work, then you already know the safety precautions to take: turn off power at the source before working, treat all wires as if theyre live, local sex trafficking use tools with non-conducting handles, and. As long as you stay under the amount of available wattage, your circuits will run smoothly. You wont learn how to rewire your entire RV). Different RVs will have different wiring schematics, so you may have to experiment. Its a powerful force, and its deadly in the wrong hands. That sets up a situation where the breaker on a 30-amp outlet may not trip until the load exceeds 4,000 watts. But the continued strain on an air conditioner or microwave, especially when either struggles to start running on substandard power, might end up damaging the appliance. Finch says its helpful to think of home wiring, which is designed with the assumption that not all outlets will be in use at the same time, nor will high-voltage appliances be plugged into all sockets simultaneously.
It is a misconception that the 50 - amp RV service is something special. This service is a standard 120/240 50 - amp 3 pole with. How to hook up a 50amp/120volt outlet for a rv in your home - Answered by a verified. Also you will need a 50 amp circuit breaker to be dedicated to that outlet only, and the breaker will need to fit into your existing breaker panel.
A 30 amp cord has three prongs, and a 50 amp has four. However, you want to keep safety in mind, especially when dealing with electricity. The 12 volt system is powered by a battery (or in some cases, multiple batteries and it powers things such as the start-up on your water heater, furnace, and refrigerator, plus most of the lights in your RVs living space, your water pump, your carbon. And, you overload the campgrounds electrical design. By Ira (DallasTX question: My RV has 50-Amp connections. On our rig we have a programmable battery charge rate that allows us to restrict the amount of power used by my battery charger. Campers might think that a campgrounds breakers will fully protect RVs against an electrical overload.

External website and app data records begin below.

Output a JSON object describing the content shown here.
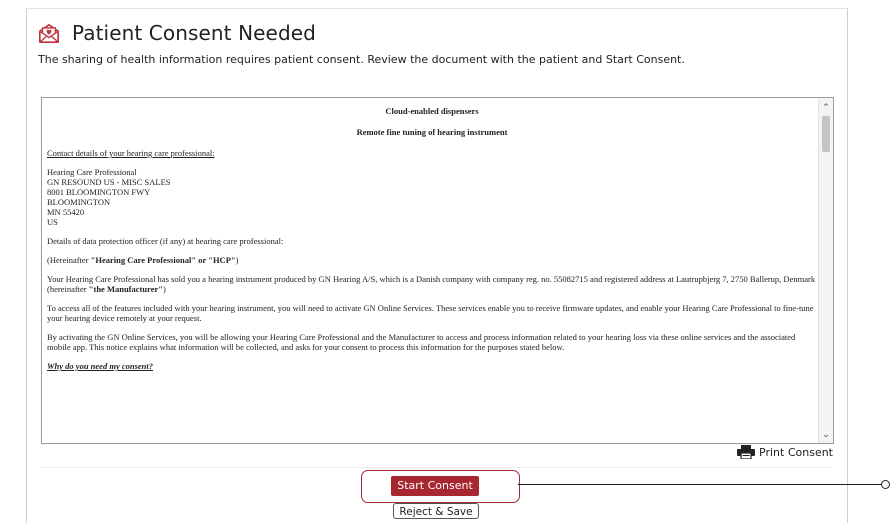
{
  "header": {
    "title": "Patient Consent Needed",
    "subtitle": "The sharing of health information requires patient consent.  Review the document with the patient and Start Consent.",
    "icon": "envelope-heart-icon"
  },
  "document": {
    "heading1": "Cloud-enabled dispensers",
    "heading2": "Remote fine tuning of hearing instrument",
    "contact_heading": "Contact details of your hearing care professional:",
    "address_lines": [
      "Hearing Care Professional",
      "GN RESOUND US - MISC SALES",
      "8001 BLOOMINGTON FWY",
      "BLOOMINGTON",
      "MN 55420",
      "US"
    ],
    "dpo": "Details of data protection officer (if any) at hearing care professional:",
    "hereinafter_prefix": "(Hereinafter ",
    "hereinafter_bold": "\"Hearing Care Professional\" or \"HCP\"",
    "hereinafter_suffix": ")",
    "para1": "Your Hearing Care Professional has sold you a hearing instrument produced by GN Hearing A/S, which is a Danish company with company reg. no. 55082715 and registered address at Lautrupbjerg 7, 2750 Ballerup, Denmark (hereinafter ",
    "para1_bold": "\"the Manufacturer\"",
    "para1_suffix": ")",
    "para2": "To access all of the features included with your hearing instrument, you will need to activate GN Online Services. These services enable you to receive firmware updates, and enable your Hearing Care Professional to fine-tune your hearing device remotely at your request.",
    "para3": "By activating the GN Online Services, you will be allowing your Hearing Care Professional and the Manufacturer to access and process information related to your hearing loss via these online services and the associated mobile app. This notice explains what information will be collected, and asks for your consent to process this information for the purposes stated below.",
    "para4": "Why do you need my consent?"
  },
  "actions": {
    "print_label": "Print Consent",
    "start_label": "Start Consent",
    "reject_label": "Reject & Save"
  },
  "colors": {
    "accent": "#a8262f",
    "outline": "#a62a35"
  }
}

The same principle applies to the design of electrical circuits in commercial buildings and campgrounds. It could save your RV, it could save your budget, and in serious situations, it could save your life.